“Miracle” is an appropriate word for the fact that nearly 1,800 fewer New Yorkers might be murdered this year than in 1990. But with all due respect to perhaps the nation’s finest urban police force, we have become too reductive. Nearly every drop in crime is attributed to this or that police strategy.
This fails to reckon with a more intriguing sea change to be found in neighborhoods once marked by shootings and mayhem. Blocks surrendered to the rubble of abandonment have been rebuilt with city dollars; teenage girls are having fewer children and are far less likely to turn to welfare; drug overdose deaths and prison populations have dropped sharply, and life expectancy and homeownership in these neighborhoods has risen sharply.

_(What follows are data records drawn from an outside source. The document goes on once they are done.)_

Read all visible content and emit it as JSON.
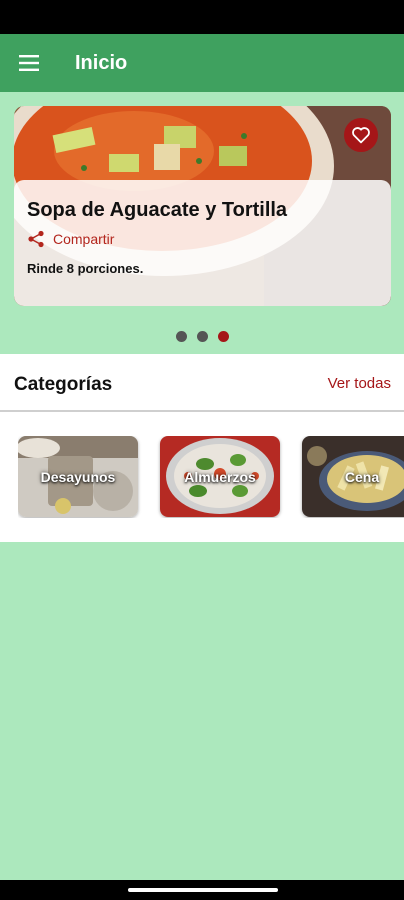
{
  "app_bar": {
    "title": "Inicio"
  },
  "carousel": {
    "recipe_title": "Sopa de Aguacate y Tortilla",
    "share_label": "Compartir",
    "servings": "Rinde 8 porciones.",
    "dots_count": 3,
    "active_dot": 3
  },
  "categories": {
    "title": "Categorías",
    "see_all": "Ver todas",
    "items": [
      {
        "label": "Desayunos"
      },
      {
        "label": "Almuerzos"
      },
      {
        "label": "Cena"
      }
    ]
  },
  "colors": {
    "app_bar": "#3fa15f",
    "background": "#ace8bd",
    "accent_red": "#a51618"
  }
}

This cultural shift might explain as much about the current drop in crime as any changes wrought by fine policing….
Mr. Sandiford and his fellow residents did not run. They formed block associations (many now fly handsome flags announcing their presence), and tenants fought for heat and hot water and front doors that locked. Police officers became their partners, marching with them step by step. But Mr. Sandiford, who arrived in New York in 1965 from Barbados, is not inclined to shortchange his fellow residents.

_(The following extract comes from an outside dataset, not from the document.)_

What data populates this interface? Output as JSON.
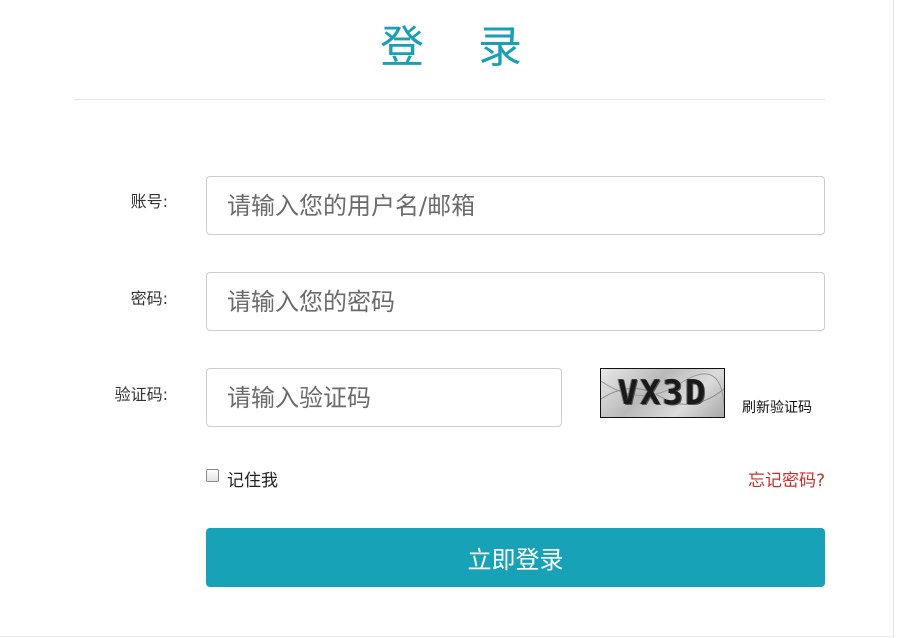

“I have the greatest respect for our police, but I know this for a fact: New Yorkers deserve the bulk of the credit,” he says. “These are our homes and our streets and we fought for them.”

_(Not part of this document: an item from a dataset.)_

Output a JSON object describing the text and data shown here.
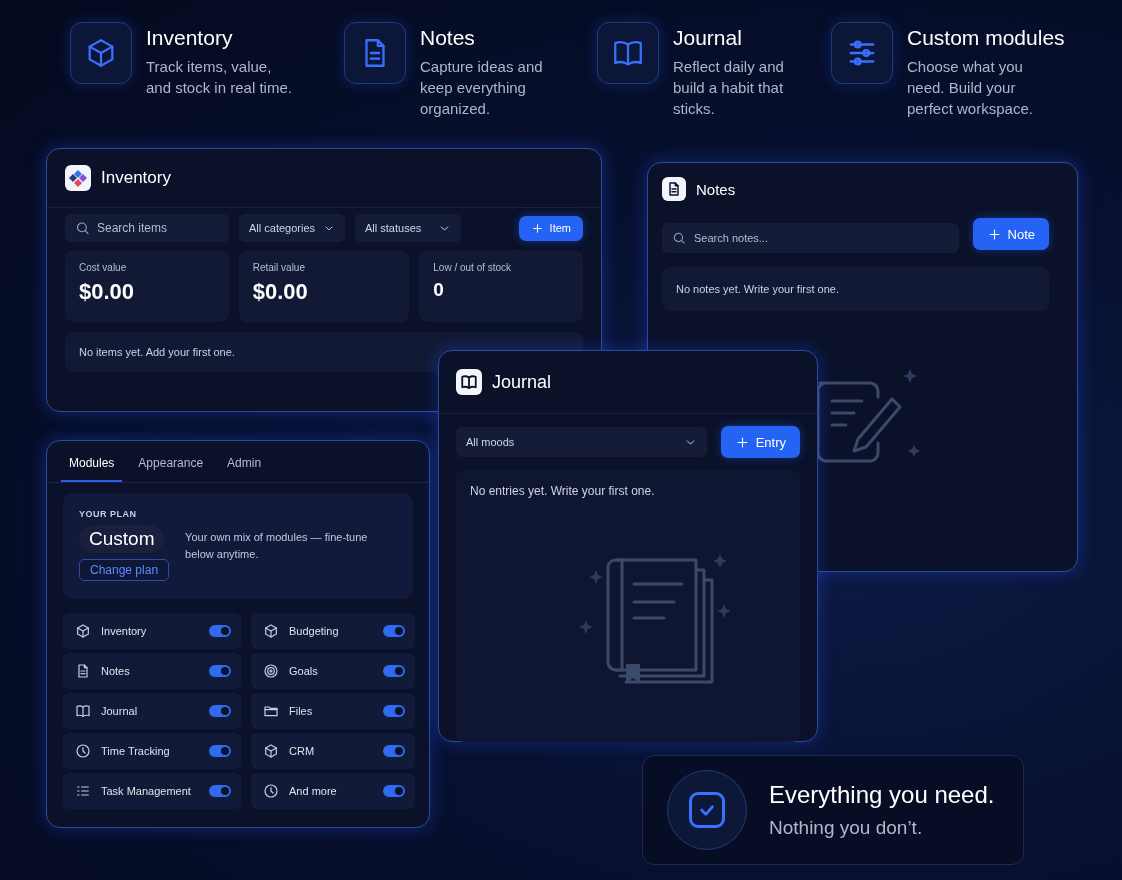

Along the way, New Yorkers themselves changed significantly. Far fewer children tumble into the maw of foster care, as more than 50,000 did in 1991, compared with less than 13,000 today. In 1990, 11.6 infants per 1,000 live births died; in 2011, the number of such deaths had fallen to 4.7.
I agree that a cultural shift occurred in many cities. Cultural and sociological changes do matter–not everything can be solely reduced to a regression against the poverty rate. On the other hand, back in the 1980s, many of the very same people who subsequently stuck it out in these neighbhorhoods and who caused the cultural shift would themselves have been thought of as ‘the problem.’ That is, they themselves were deemed as members of a degenerate ‘urban’ (wink, wink) culture. But somehow these supposed degenerates managed to turn around some very difficult places.
But in the next round of ‘culture wars’ (probably something along the lines of the reaction to the Zimmerman trial), we probably will do the same damn thing again.